Day 3 – Cool climate wine styles
Saturday 28 May, 9am–5pm
(Breakout sessions available on a first come, first served basis)
|Time||Day 3 – Cool climate wine styles|
|8 ~ 9||Coffee and Registration|
|9 ~ 10.40||Managing cool climate styles|
|10.40 – 11||Coffee Break|
|11 ~ 13||Wine sensory evaluation||Oenotourism||Competitiveness of cool-climate regions in global wine markets|
|13 ~ 14||Lunch/posters|
|14 ~ 15.40||The challenges involved in developing strong regional identities (2)||Innovations in cool climate wine styles||Advances in sparkling wine production|
|15.40 ~ 16.00||Coffee Break|
|16 ~ 17||Closing Session|
- Gain an awareness of how the key senses are inter-related and influence wine evaluation
- Join the debate on minerality in wine
- Discover the influence of smell on mouth-feel in wines
- Learn how to manage cultural variation when teaching sensory evaluation

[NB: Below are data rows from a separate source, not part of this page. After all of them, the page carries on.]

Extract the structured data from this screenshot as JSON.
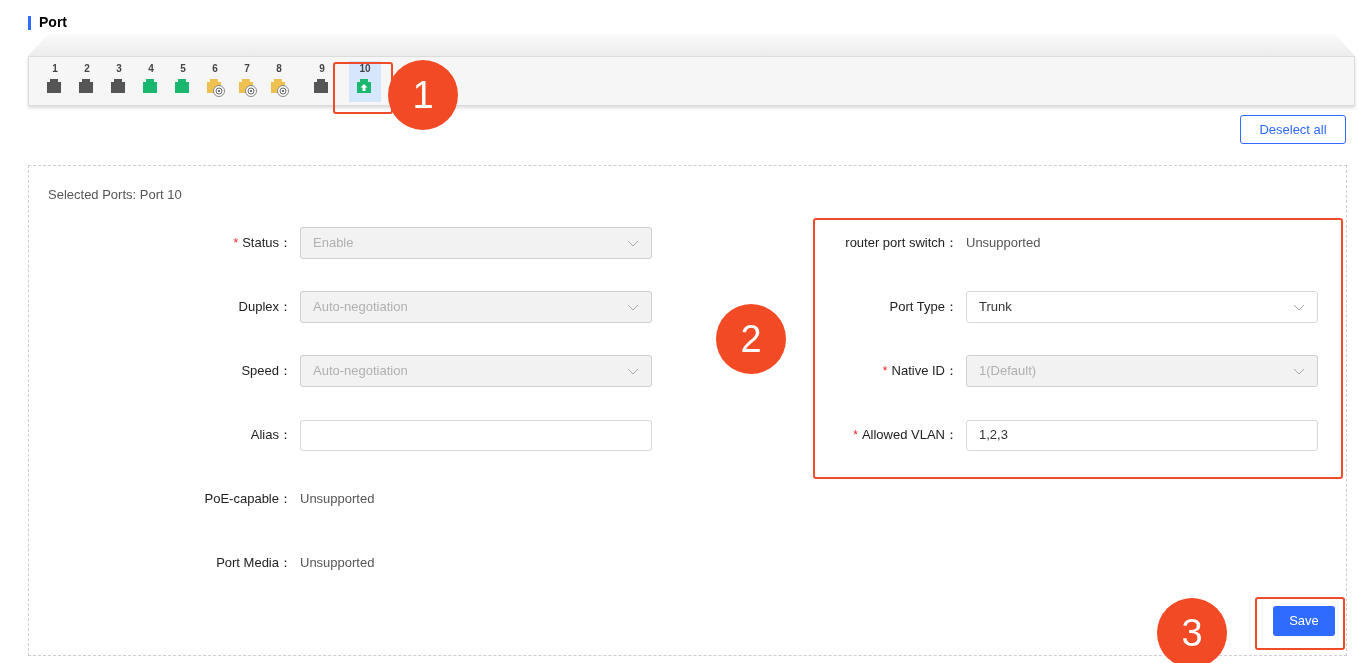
{
  "section_title": "Port",
  "port_groups": [
    [
      {
        "label": "1",
        "kind": "plain",
        "color": "#555555",
        "selected": false
      },
      {
        "label": "2",
        "kind": "plain",
        "color": "#555555",
        "selected": false
      },
      {
        "label": "3",
        "kind": "plain",
        "color": "#555555",
        "selected": false
      },
      {
        "label": "4",
        "kind": "plain",
        "color": "#19b86e",
        "selected": false
      },
      {
        "label": "5",
        "kind": "plain",
        "color": "#19b86e",
        "selected": false
      },
      {
        "label": "6",
        "kind": "fiber",
        "color": "#f0c050",
        "selected": false
      },
      {
        "label": "7",
        "kind": "fiber",
        "color": "#f0c050",
        "selected": false
      },
      {
        "label": "8",
        "kind": "fiber",
        "color": "#f0c050",
        "selected": false
      }
    ],
    [
      {
        "label": "9",
        "kind": "plain",
        "color": "#555555",
        "selected": false
      }
    ],
    [
      {
        "label": "10",
        "kind": "uplink",
        "color": "#19b86e",
        "selected": true
      }
    ]
  ],
  "deselect_button": "Deselect all",
  "selected_ports": "Selected Ports: Port 10",
  "left_fields": [
    {
      "label": "Status：",
      "required_mark": "*",
      "kind": "select",
      "value": "Enable",
      "disabled": true
    },
    {
      "label": "Duplex：",
      "kind": "select",
      "value": "Auto-negotiation",
      "disabled": true
    },
    {
      "label": "Speed：",
      "kind": "select",
      "value": "Auto-negotiation",
      "disabled": true
    },
    {
      "label": "Alias：",
      "kind": "input"
    },
    {
      "label": "PoE-capable：",
      "kind": "text",
      "value": "Unsupported"
    },
    {
      "label": "Port Media：",
      "kind": "text",
      "value": "Unsupported"
    }
  ],
  "right_fields": [
    {
      "label": "router port switch：",
      "kind": "text",
      "value": "Unsupported"
    },
    {
      "label": "Port Type：",
      "kind": "select",
      "value": "Trunk",
      "disabled": false
    },
    {
      "label": "Native ID：",
      "required_mark": "*",
      "kind": "select",
      "value": "1(Default)",
      "disabled": true
    },
    {
      "label": "Allowed VLAN：",
      "required_mark": "*",
      "kind": "input",
      "value": "1,2,3",
      "disabled": false
    }
  ],
  "save_button": "Save",
  "callouts": [
    "1",
    "2",
    "3"
  ]
}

- Evaluate the importance of the timing of the riddling process in bottle-fermented sparkling wine
- Learn about the latest research on what people are looking for when they visit a vineyard or visit a wine region.

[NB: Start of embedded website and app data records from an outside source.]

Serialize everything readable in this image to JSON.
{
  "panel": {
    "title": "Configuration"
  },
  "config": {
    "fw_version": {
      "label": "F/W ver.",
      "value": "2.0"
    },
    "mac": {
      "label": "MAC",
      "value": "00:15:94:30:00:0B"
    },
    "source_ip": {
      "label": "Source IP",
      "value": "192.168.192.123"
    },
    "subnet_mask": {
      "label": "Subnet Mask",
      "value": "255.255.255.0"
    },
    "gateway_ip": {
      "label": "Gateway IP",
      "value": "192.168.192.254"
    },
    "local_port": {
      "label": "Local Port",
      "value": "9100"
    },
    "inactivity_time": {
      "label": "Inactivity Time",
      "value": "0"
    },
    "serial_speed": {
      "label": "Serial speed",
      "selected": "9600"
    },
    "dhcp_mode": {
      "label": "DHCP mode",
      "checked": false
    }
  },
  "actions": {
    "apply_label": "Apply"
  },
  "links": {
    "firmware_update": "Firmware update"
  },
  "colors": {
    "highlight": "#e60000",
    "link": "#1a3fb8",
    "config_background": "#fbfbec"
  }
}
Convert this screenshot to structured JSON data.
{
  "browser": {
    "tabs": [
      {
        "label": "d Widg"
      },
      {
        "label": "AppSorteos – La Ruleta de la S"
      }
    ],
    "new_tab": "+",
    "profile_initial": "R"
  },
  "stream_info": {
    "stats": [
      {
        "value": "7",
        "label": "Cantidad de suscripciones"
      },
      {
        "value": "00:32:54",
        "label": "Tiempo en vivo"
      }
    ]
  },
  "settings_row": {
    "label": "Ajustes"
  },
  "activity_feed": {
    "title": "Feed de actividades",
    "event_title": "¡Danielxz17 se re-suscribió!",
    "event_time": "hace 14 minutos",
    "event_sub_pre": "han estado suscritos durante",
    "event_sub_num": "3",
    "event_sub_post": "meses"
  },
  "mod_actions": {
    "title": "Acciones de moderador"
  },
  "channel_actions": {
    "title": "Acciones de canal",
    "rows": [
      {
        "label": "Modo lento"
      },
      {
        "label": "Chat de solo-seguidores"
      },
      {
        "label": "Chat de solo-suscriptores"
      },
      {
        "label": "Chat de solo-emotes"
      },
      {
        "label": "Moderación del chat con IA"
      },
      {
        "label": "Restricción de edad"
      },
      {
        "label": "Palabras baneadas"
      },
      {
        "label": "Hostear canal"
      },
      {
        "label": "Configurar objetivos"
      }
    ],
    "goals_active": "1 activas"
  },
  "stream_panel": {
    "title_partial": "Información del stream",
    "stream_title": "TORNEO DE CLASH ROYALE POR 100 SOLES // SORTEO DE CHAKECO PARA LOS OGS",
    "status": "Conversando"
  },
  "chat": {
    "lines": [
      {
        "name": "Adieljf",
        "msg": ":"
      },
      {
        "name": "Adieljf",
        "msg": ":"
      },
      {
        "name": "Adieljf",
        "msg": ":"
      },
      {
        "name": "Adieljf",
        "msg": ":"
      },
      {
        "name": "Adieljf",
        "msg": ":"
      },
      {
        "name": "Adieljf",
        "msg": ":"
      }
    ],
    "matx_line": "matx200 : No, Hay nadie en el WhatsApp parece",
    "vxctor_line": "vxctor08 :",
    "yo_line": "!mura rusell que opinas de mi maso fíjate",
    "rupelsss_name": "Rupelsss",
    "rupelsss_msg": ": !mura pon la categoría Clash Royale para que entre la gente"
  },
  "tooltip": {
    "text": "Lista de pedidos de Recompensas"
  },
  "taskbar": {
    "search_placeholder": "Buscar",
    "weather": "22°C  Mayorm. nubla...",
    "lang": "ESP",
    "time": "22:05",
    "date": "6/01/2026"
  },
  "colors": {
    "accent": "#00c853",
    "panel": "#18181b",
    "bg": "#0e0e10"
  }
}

- Understand more about the benefits that wine tourism brings to businesses, both financial and in terms of developing brand loyalty
- Listen to case studies from those who have been involved in developing wine tourism

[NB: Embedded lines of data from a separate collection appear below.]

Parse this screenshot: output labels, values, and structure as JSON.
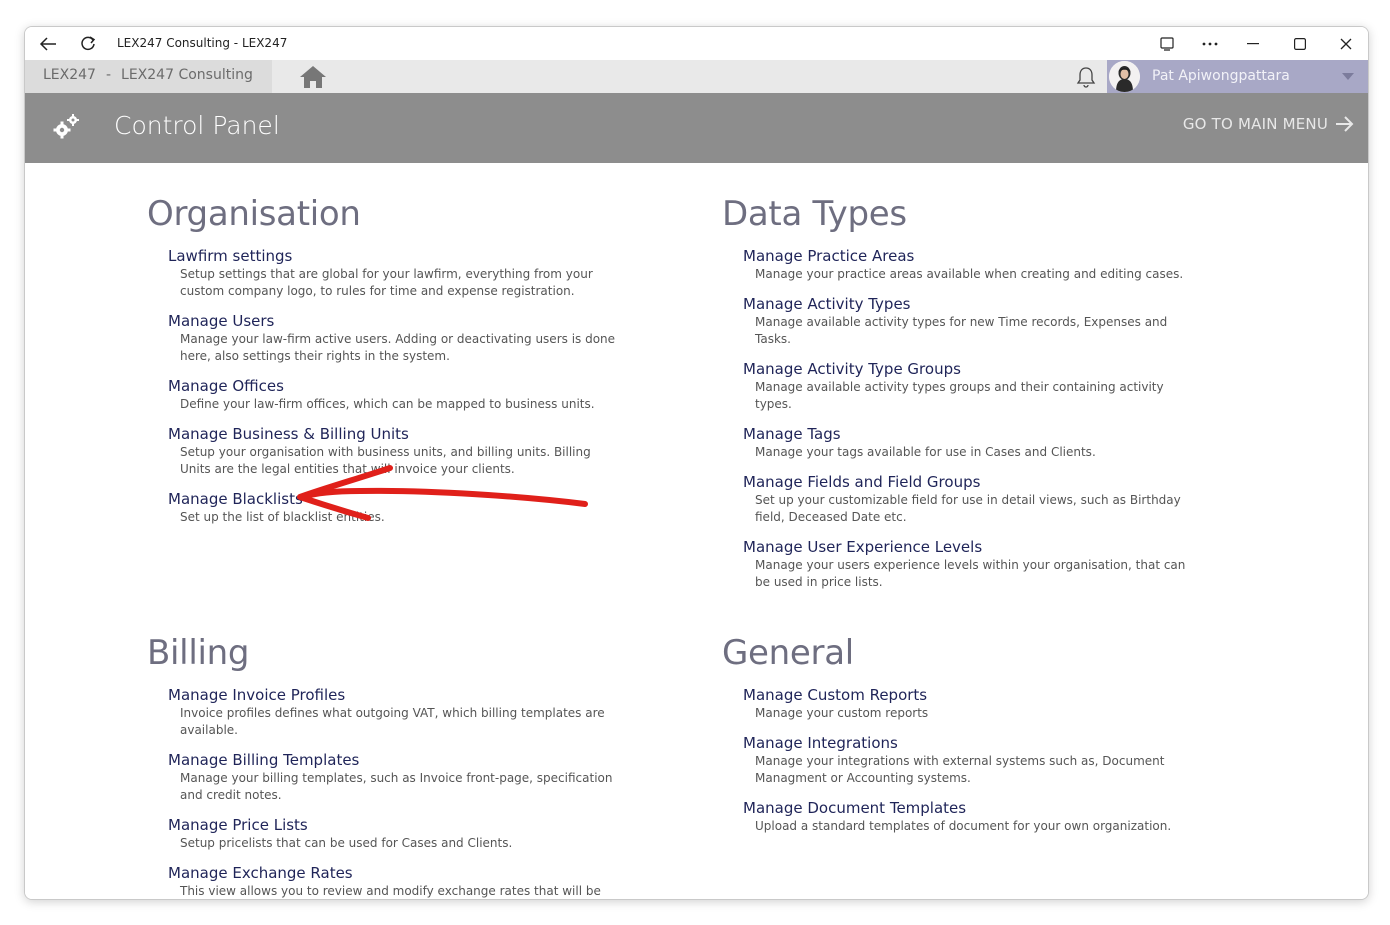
{
  "window": {
    "title": "LEX247 Consulting - LEX247",
    "icons": [
      "back-arrow-icon",
      "refresh-icon",
      "cast-icon",
      "more-icon",
      "minimize-icon",
      "maximize-icon",
      "close-icon"
    ]
  },
  "appbar": {
    "crumb_app": "LEX247",
    "crumb_sep": "-",
    "crumb_company": "LEX247 Consulting",
    "user_name": "Pat Apiwongpattara"
  },
  "header": {
    "title": "Control Panel",
    "goto_label": "GO TO MAIN MENU"
  },
  "sections": {
    "organisation": {
      "title": "Organisation",
      "items": [
        {
          "label": "Lawfirm settings",
          "desc": "Setup settings that are global for your lawfirm, everything from your custom company logo, to rules for time and expense registration."
        },
        {
          "label": "Manage Users",
          "desc": "Manage your law-firm active users. Adding or deactivating users is done here, also settings their rights in the system."
        },
        {
          "label": "Manage Offices",
          "desc": "Define your law-firm offices, which can be mapped to business units."
        },
        {
          "label": "Manage Business & Billing Units",
          "desc": "Setup your organisation with business units, and billing units. Billing Units are the legal entities that will invoice your clients."
        },
        {
          "label": "Manage Blacklists",
          "desc": "Set up the list of blacklist entities."
        }
      ]
    },
    "data_types": {
      "title": "Data Types",
      "items": [
        {
          "label": "Manage Practice Areas",
          "desc": "Manage your practice areas available when creating and editing cases."
        },
        {
          "label": "Manage Activity Types",
          "desc": "Manage available activity types for new Time records, Expenses and Tasks."
        },
        {
          "label": "Manage Activity Type Groups",
          "desc": "Manage available activity types groups and their containing activity types."
        },
        {
          "label": "Manage Tags",
          "desc": "Manage your tags available for use in Cases and Clients."
        },
        {
          "label": "Manage Fields and Field Groups",
          "desc": "Set up your customizable field for use in detail views, such as Birthday field, Deceased Date etc."
        },
        {
          "label": "Manage User Experience Levels",
          "desc": "Manage your users experience levels within your organisation, that can be used in price lists."
        }
      ]
    },
    "billing": {
      "title": "Billing",
      "items": [
        {
          "label": "Manage Invoice Profiles",
          "desc": "Invoice profiles defines what outgoing VAT, which billing templates are available."
        },
        {
          "label": "Manage Billing Templates",
          "desc": "Manage your billing templates, such as Invoice front-page, specification and credit notes."
        },
        {
          "label": "Manage Price Lists",
          "desc": "Setup pricelists that can be used for Cases and Clients."
        },
        {
          "label": "Manage Exchange Rates",
          "desc": "This view allows you to review and modify exchange rates that will be"
        }
      ]
    },
    "general": {
      "title": "General",
      "items": [
        {
          "label": "Manage Custom Reports",
          "desc": "Manage your custom reports"
        },
        {
          "label": "Manage Integrations",
          "desc": "Manage your integrations with external systems such as, Document Managment or Accounting systems."
        },
        {
          "label": "Manage Document Templates",
          "desc": "Upload a standard templates of document for your own organization."
        }
      ]
    }
  },
  "colors": {
    "header_bg": "#8d8d8d",
    "user_bg": "#a8a8c6",
    "link": "#1f2458",
    "section_title": "#6e6e80",
    "annotation_arrow": "#e0201a"
  }
}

- Explore the economic forces that affect the competitiveness of cool-climate regions in the marketplace.
- Compare the economics of production in the English wine industry with that of other major cool-climate wine producing areas.
- Gain an awareness of wine styles that cool climate regions could adopt to improve wine quality, such as orange wine, appassimento, and méthode ancestrale.
- Discover the latest research and learn key practical steps in the production of innovative wine styles.
This session will focus largely on the logistical and regulatory challenges involved in developing strong regional identities. This session follows on from Part 1 (Friday) which will focus more on exploring the marketing challenges. It is not essential to attend Part 1 in order to appreciate this session, but it is highly recommended.Read more